▶ EXERCISE MATERIAL:
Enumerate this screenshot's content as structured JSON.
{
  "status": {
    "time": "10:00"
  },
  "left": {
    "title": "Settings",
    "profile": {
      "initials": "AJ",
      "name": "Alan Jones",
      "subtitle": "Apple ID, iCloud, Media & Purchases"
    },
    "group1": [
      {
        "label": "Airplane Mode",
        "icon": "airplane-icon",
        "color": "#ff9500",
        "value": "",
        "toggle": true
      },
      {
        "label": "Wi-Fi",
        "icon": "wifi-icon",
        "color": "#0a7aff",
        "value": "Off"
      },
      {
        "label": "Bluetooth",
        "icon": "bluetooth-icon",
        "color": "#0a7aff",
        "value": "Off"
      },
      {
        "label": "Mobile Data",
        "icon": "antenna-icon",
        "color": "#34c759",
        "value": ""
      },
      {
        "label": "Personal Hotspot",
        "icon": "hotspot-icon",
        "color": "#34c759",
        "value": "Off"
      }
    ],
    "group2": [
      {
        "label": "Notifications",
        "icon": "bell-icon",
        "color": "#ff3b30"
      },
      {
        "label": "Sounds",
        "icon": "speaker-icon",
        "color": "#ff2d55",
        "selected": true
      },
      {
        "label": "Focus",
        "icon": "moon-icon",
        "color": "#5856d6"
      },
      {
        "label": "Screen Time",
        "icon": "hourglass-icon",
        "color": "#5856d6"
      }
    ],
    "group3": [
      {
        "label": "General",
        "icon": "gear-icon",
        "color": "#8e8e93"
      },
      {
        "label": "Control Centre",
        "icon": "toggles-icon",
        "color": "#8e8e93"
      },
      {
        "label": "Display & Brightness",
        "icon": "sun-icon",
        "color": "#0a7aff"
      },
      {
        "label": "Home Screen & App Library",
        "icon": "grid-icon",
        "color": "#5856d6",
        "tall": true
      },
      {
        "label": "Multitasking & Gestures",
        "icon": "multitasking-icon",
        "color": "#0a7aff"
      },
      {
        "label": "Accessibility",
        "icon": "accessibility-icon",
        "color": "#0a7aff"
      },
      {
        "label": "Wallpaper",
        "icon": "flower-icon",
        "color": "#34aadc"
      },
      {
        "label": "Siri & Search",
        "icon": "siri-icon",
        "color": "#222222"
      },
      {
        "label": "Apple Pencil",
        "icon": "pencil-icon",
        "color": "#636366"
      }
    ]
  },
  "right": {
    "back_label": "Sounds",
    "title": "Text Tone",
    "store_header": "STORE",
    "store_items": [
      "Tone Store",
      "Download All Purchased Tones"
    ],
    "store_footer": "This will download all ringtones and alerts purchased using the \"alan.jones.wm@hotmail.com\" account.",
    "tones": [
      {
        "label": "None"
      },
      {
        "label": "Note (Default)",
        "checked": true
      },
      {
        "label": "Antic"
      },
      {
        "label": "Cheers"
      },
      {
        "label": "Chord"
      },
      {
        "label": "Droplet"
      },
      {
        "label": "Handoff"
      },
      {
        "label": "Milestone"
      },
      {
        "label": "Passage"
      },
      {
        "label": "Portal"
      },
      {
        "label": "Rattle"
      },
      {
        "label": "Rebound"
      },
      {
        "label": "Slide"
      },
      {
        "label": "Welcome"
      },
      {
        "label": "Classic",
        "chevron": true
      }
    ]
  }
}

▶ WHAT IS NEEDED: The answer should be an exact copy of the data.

▶ WRITTEN ANSWER:
Enumerate this screenshot's content as structured JSON.
{
  "status": {
    "time": "10:00"
  },
  "left": {
    "title": "Settings",
    "profile": {
      "initials": "AJ",
      "name": "Alan Jones",
      "subtitle": "Apple ID, iCloud, Media & Purchases"
    },
    "group1": [
      {
        "label": "Airplane Mode",
        "icon": "airplane-icon",
        "color": "#ff9500",
        "value": "",
        "toggle": true
      },
      {
        "label": "Wi-Fi",
        "icon": "wifi-icon",
        "color": "#0a7aff",
        "value": "Off"
      },
      {
        "label": "Bluetooth",
        "icon": "bluetooth-icon",
        "color": "#0a7aff",
        "value": "Off"
      },
      {
        "label": "Mobile Data",
        "icon": "antenna-icon",
        "color": "#34c759",
        "value": ""
      },
      {
        "label": "Personal Hotspot",
        "icon": "hotspot-icon",
        "color": "#34c759",
        "value": "Off"
      }
    ],
    "group2": [
      {
        "label": "Notifications",
        "icon": "bell-icon",
        "color": "#ff3b30"
      },
      {
        "label": "Sounds",
        "icon": "speaker-icon",
        "color": "#ff2d55",
        "selected": true
      },
      {
        "label": "Focus",
        "icon": "moon-icon",
        "color": "#5856d6"
      },
      {
        "label": "Screen Time",
        "icon": "hourglass-icon",
        "color": "#5856d6"
      }
    ],
    "group3": [
      {
        "label": "General",
        "icon": "gear-icon",
        "color": "#8e8e93"
      },
      {
        "label": "Control Centre",
        "icon": "toggles-icon",
        "color": "#8e8e93"
      },
      {
        "label": "Display & Brightness",
        "icon": "sun-icon",
        "color": "#0a7aff"
      },
      {
        "label": "Home Screen & App Library",
        "icon": "grid-icon",
        "color": "#5856d6",
        "tall": true
      },
      {
        "label": "Multitasking & Gestures",
        "icon": "multitasking-icon",
        "color": "#0a7aff"
      },
      {
        "label": "Accessibility",
        "icon": "accessibility-icon",
        "color": "#0a7aff"
      },
      {
        "label": "Wallpaper",
        "icon": "flower-icon",
        "color": "#34aadc"
      },
      {
        "label": "Siri & Search",
        "icon": "siri-icon",
        "color": "#222222"
      },
      {
        "label": "Apple Pencil",
        "icon": "pencil-icon",
        "color": "#636366"
      }
    ]
  },
  "right": {
    "back_label": "Sounds",
    "title": "Text Tone",
    "store_header": "STORE",
    "store_items": [
      "Tone Store",
      "Download All Purchased Tones"
    ],
    "store_footer": "This will download all ringtones and alerts purchased using the \"alan.jones.wm@hotmail.com\" account.",
    "tones": [
      {
        "label": "None"
      },
      {
        "label": "Note (Default)",
        "checked": true
      },
      {
        "label": "Antic"
      },
      {
        "label": "Cheers"
      },
      {
        "label": "Chord"
      },
      {
        "label": "Droplet"
      },
      {
        "label": "Handoff"
      },
      {
        "label": "Milestone"
      },
      {
        "label": "Passage"
      },
      {
        "label": "Portal"
      },
      {
        "label": "Rattle"
      },
      {
        "label": "Rebound"
      },
      {
        "label": "Slide"
      },
      {
        "label": "Welcome"
      },
      {
        "label": "Classic",
        "chevron": true
      }
    ]
  }
}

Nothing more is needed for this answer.